10. Post production is the crucial final step in obtaining the look required. All the pictures here have had a degree of post production to bring them to life. I aim to get the image as good as I can in the camera and Marko my picture editor finishes the job on the computer.
Using exposure balance…
Setting the camera to give a two stop under exposed background with a belt of flash really starts to make the shot look stylised. By contrast, working the background at just one stop down with a splash of flash from a silver brolly can look like fading sunlight on an otherwise overcast day. Very subtle use of flash from a large source like a soft box will just lift the contrast in a face enough to create a healthy glow and radiance.
Using light modifiers…
Controlling the direction and relative size of the light source can greatly affect the power of flash required. When I’m competing with the sun and want to use a brolly to soften the light I will switch the Mobil pack to full power. The top fashion photographers often use packs many times the power of my kit. This enables them to use soft boxes and other diffusers at greater distances. The good news is you can get 95% of their look with just 1200ws of light.
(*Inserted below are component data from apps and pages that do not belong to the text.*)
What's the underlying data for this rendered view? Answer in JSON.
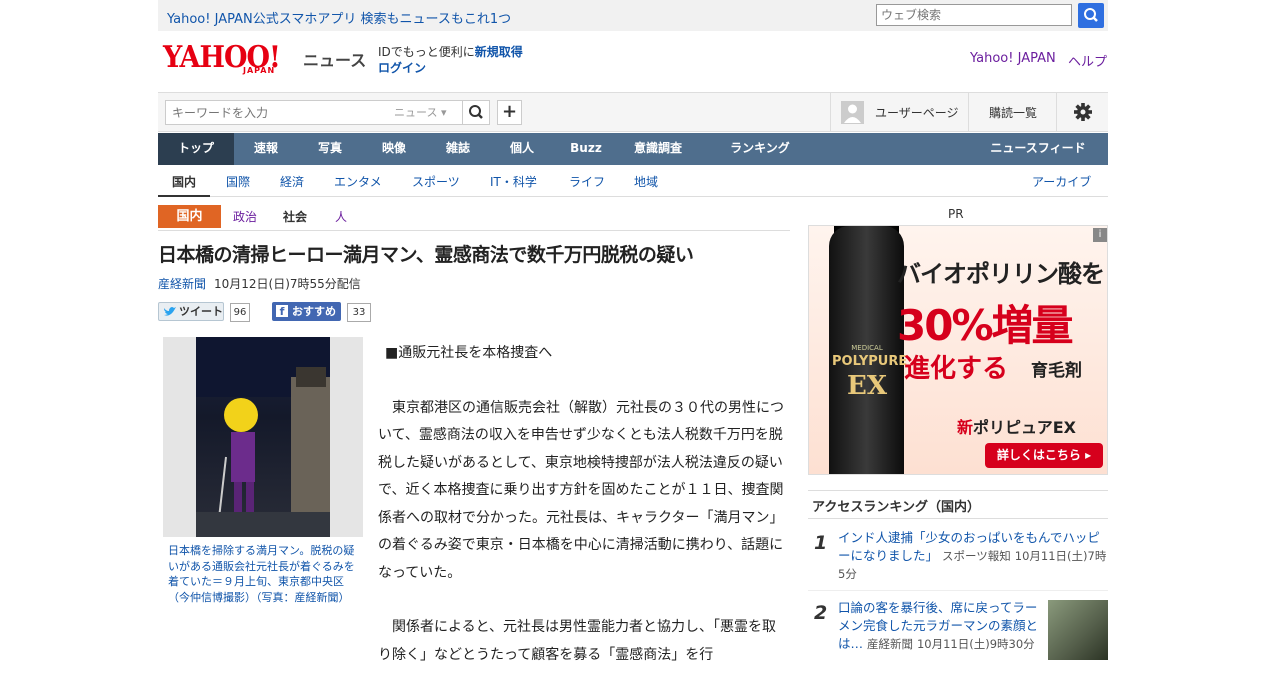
{
  "promo": {
    "text": "Yahoo! JAPAN公式スマホアプリ 検索もニュースもこれ1つ",
    "search_placeholder": "ウェブ検索"
  },
  "header": {
    "logo": "YAHOO!",
    "logo_sub": "JAPAN",
    "section": "ニュース",
    "id_line": "IDでもっと便利に",
    "register": "新規取得",
    "login": "ログイン",
    "yahoo_japan": "Yahoo! JAPAN",
    "help": "ヘルプ"
  },
  "toolbar": {
    "keyword_placeholder": "キーワードを入力",
    "scope": "ニュース ▾",
    "plus": "+",
    "user_page": "ユーザーページ",
    "subscribe": "購読一覧"
  },
  "nav": [
    "トップ",
    "速報",
    "写真",
    "映像",
    "雑誌",
    "個人",
    "Buzz",
    "意識調査",
    "ランキング",
    "ニュースフィード"
  ],
  "subnav": [
    "国内",
    "国際",
    "経済",
    "エンタメ",
    "スポーツ",
    "IT・科学",
    "ライフ",
    "地域",
    "アーカイブ"
  ],
  "category": {
    "badge": "国内",
    "items": [
      "政治",
      "社会",
      "人"
    ]
  },
  "article": {
    "headline": "日本橋の清掃ヒーロー満月マン、霊感商法で数千万円脱税の疑い",
    "source": "産経新聞",
    "date": "10月12日(日)7時55分配信",
    "tweet_label": "ツイート",
    "tweet_count": "96",
    "fb_label": "おすすめ",
    "fb_count": "33",
    "caption": "日本橋を掃除する満月マン。脱税の疑いがある通販会社元社長が着ぐるみを着ていた＝９月上旬、東京都中央区（今仲信博撮影）（写真：産経新聞）",
    "paragraphs": [
      "■通販元社長を本格捜査へ",
      "東京都港区の通信販売会社（解散）元社長の３０代の男性について、霊感商法の収入を申告せず少なくとも法人税数千万円を脱税した疑いがあるとして、東京地検特捜部が法人税法違反の疑いで、近く本格捜査に乗り出す方針を固めたことが１１日、捜査関係者への取材で分かった。元社長は、キャラクター「満月マン」の着ぐるみ姿で東京・日本橋を中心に清掃活動に携わり、話題になっていた。",
      "関係者によると、元社長は男性霊能力者と協力し、「悪霊を取り除く」などとうたって顧客を募る「霊感商法」を行"
    ]
  },
  "ad": {
    "pr": "PR",
    "line1": "バイオポリリン酸を",
    "line2": "30%増量",
    "line3": "進化する",
    "line3b": "育毛剤",
    "line4_red": "新",
    "line4": "ポリピュアEX",
    "cta": "詳しくはこちら ▸",
    "bottle_l1": "MEDICAL",
    "bottle_l2": "POLYPURE",
    "bottle_l3": "EX",
    "info": "i"
  },
  "ranking": {
    "title": "アクセスランキング（国内）",
    "items": [
      {
        "num": "1",
        "title": "インド人逮捕「少女のおっぱいをもんでハッピーになりました」",
        "source": "スポーツ報知",
        "date": "10月11日(土)7時5分"
      },
      {
        "num": "2",
        "title": "口論の客を暴行後、席に戻ってラーメン完食した元ラガーマンの素顔とは…",
        "source": "産経新聞",
        "date": "10月11日(土)9時30分"
      }
    ]
  },
  "colors": {
    "brand_red": "#e60012",
    "nav": "#4f6e8d",
    "nav_active": "#2c3e50",
    "category": "#e06524",
    "link": "#1155aa"
  }
}
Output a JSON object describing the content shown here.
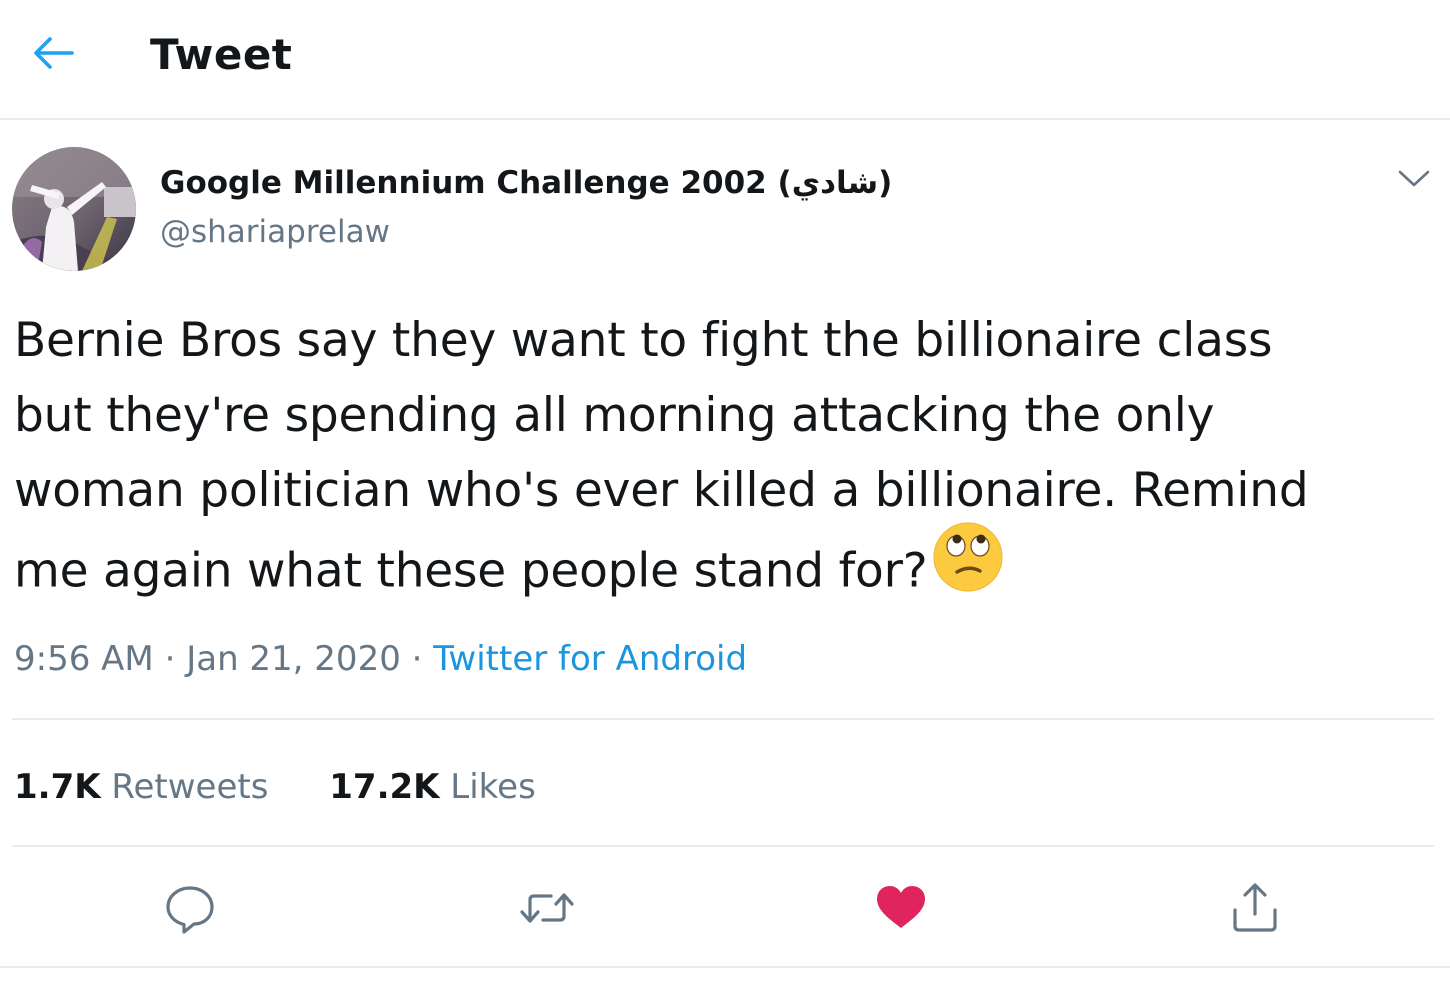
{
  "header": {
    "title": "Tweet",
    "back_icon": "arrow-left-icon"
  },
  "author": {
    "display_name": "Google Millennium Challenge 2002 (شادي)",
    "handle": "@shariaprelaw"
  },
  "tweet": {
    "lines": [
      "Bernie Bros say they want to fight the billionaire class",
      "but they're spending all morning attacking the only",
      "woman politician who's ever killed a billionaire. Remind",
      "me again what these people stand for?"
    ],
    "emoji": "face-with-rolling-eyes",
    "time": "9:56 AM",
    "separator": "·",
    "date": "Jan 21, 2020",
    "source": "Twitter for Android"
  },
  "stats": {
    "retweets_count": "1.7K",
    "retweets_label": "Retweets",
    "likes_count": "17.2K",
    "likes_label": "Likes"
  },
  "actions": {
    "reply_icon": "reply-icon",
    "retweet_icon": "retweet-icon",
    "like_icon": "heart-icon",
    "share_icon": "share-icon",
    "liked": true
  },
  "colors": {
    "accent": "#1da1f2",
    "link": "#1b95e0",
    "like": "#e0245e",
    "muted": "#657786",
    "text": "#14171a",
    "border": "#e6ecf0"
  }
}
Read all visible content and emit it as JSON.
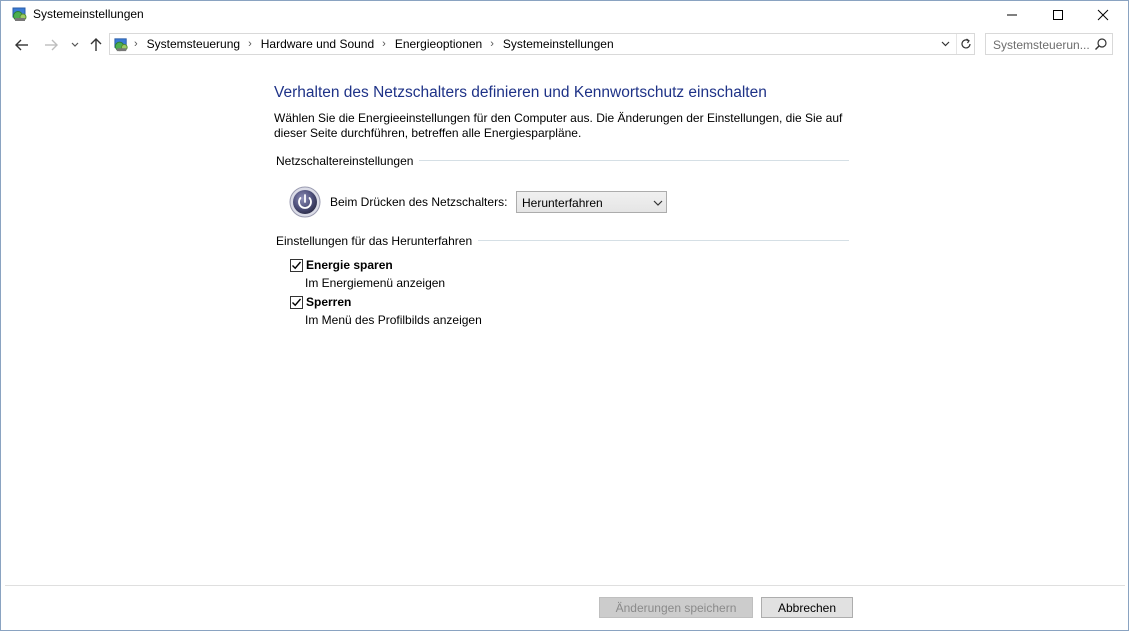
{
  "window": {
    "title": "Systemeinstellungen"
  },
  "address_bar": {
    "breadcrumbs": [
      "Systemsteuerung",
      "Hardware und Sound",
      "Energieoptionen",
      "Systemeinstellungen"
    ],
    "search_placeholder": "Systemsteuerun..."
  },
  "main": {
    "heading": "Verhalten des Netzschalters definieren und Kennwortschutz einschalten",
    "intro": "Wählen Sie die Energieeinstellungen für den Computer aus. Die Änderungen der Einstellungen, die Sie auf dieser Seite durchführen, betreffen alle Energiesparpläne.",
    "power_group": {
      "title": "Netzschaltereinstellungen",
      "power_button_label": "Beim Drücken des Netzschalters:",
      "power_button_value": "Herunterfahren"
    },
    "shutdown_group": {
      "title": "Einstellungen für das Herunterfahren",
      "options": [
        {
          "label": "Energie sparen",
          "description": "Im Energiemenü anzeigen",
          "checked": true
        },
        {
          "label": "Sperren",
          "description": "Im Menü des Profilbilds anzeigen",
          "checked": true
        }
      ]
    }
  },
  "footer": {
    "save_label": "Änderungen speichern",
    "save_enabled": false,
    "cancel_label": "Abbrechen"
  },
  "colors": {
    "heading": "#1e3287",
    "window_border": "#8aa3c1"
  }
}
A fresnel spot attachment on the front of my Mobil head gives a controlled beam of light that can be easily focussed. It is far more flattering to use a Fresnel lens rather than a snoot, as the soft edged fall off of the projected light creates a beautiful transition into shadow. This type of lens was used in the classic Hollywood studios last century and it is easy to see why.
1. Rigging a light on stairs or sloping ground requires a stand with what’s called a ‘lazy leg’. This is where one leg of the stand can extend to nearly double its length. I use a Lowel ‘Grand Stand’ that extends to just over 3 metres and features a lazy legJ
2. For extra stability when I rig my Mobil kit I attach the power pack to the base of the stand with a Velcro strap. I raise the centre section to lift the pack off the ground a few inches and this process creates a low centre of gravity. Once you have a brolly on the top the whole rig is like a kite!
3. Out on location, radio triggers are king. I find sync leads are rarely long enough and always seem to end up in the shot whilst infra red triggers fail to work reliably in bright sunlight.
4. A Mobil kit will give 150 flashes on full power with fast recycle set from one battery charge. This is just enough to get most jobs done. I plug the battery into my car via an inverter to recharge between locations.
Natural light alternatives…
Once you know how to light fashion portraits you can create pictures that look like they have been ‘lit’ with big flash by using just a hand held Speedlight or even natural ambient light. Once you can recognise the direction and shape of natural light sources, you can make use of them to form classic looks.